-- Element data from apps and pages --
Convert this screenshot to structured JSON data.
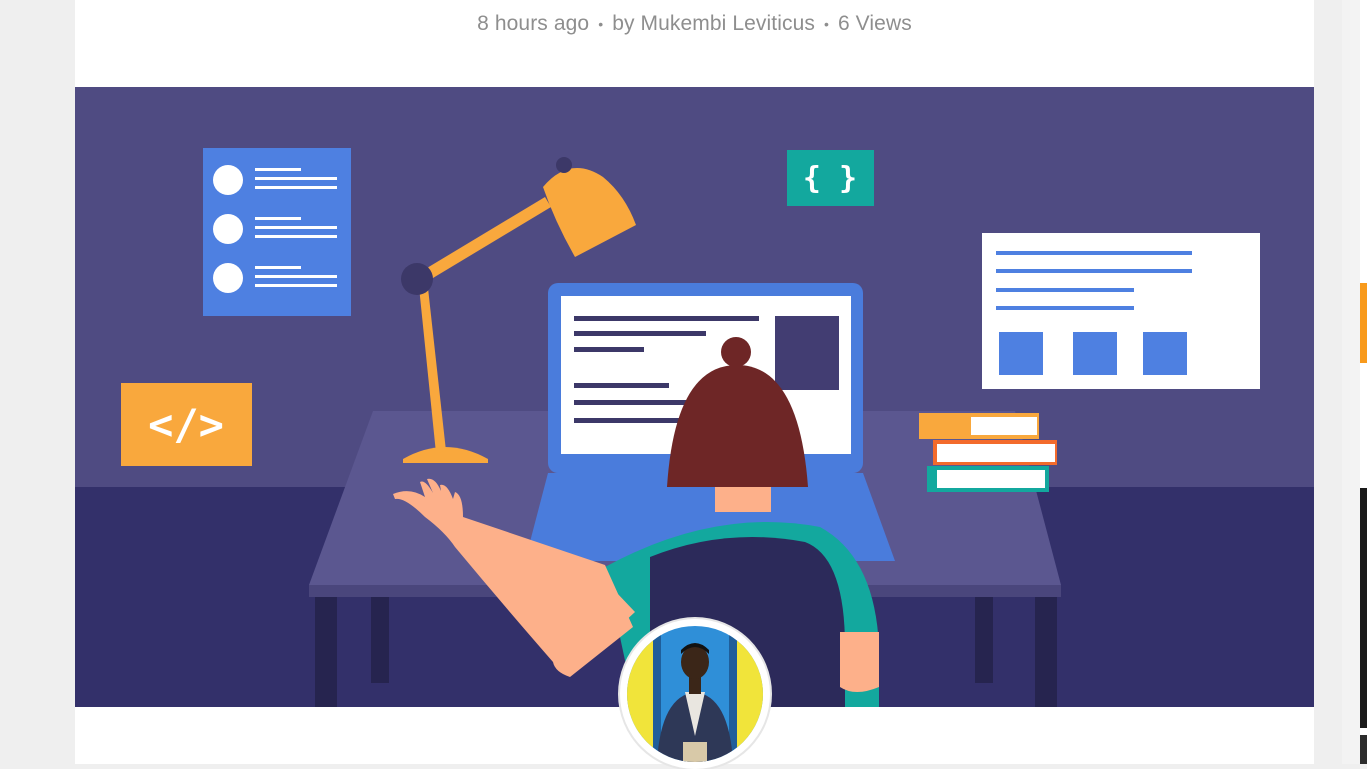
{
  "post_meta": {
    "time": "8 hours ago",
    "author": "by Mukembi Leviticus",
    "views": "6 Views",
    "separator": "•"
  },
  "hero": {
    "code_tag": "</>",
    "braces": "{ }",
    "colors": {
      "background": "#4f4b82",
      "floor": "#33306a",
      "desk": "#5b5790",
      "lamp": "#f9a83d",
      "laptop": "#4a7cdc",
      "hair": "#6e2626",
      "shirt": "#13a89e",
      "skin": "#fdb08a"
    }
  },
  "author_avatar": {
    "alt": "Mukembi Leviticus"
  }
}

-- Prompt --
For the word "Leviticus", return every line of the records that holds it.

-- Result of the exercise --
    "author": "by Mukembi Leviticus",
    "alt": "Mukembi Leviticus"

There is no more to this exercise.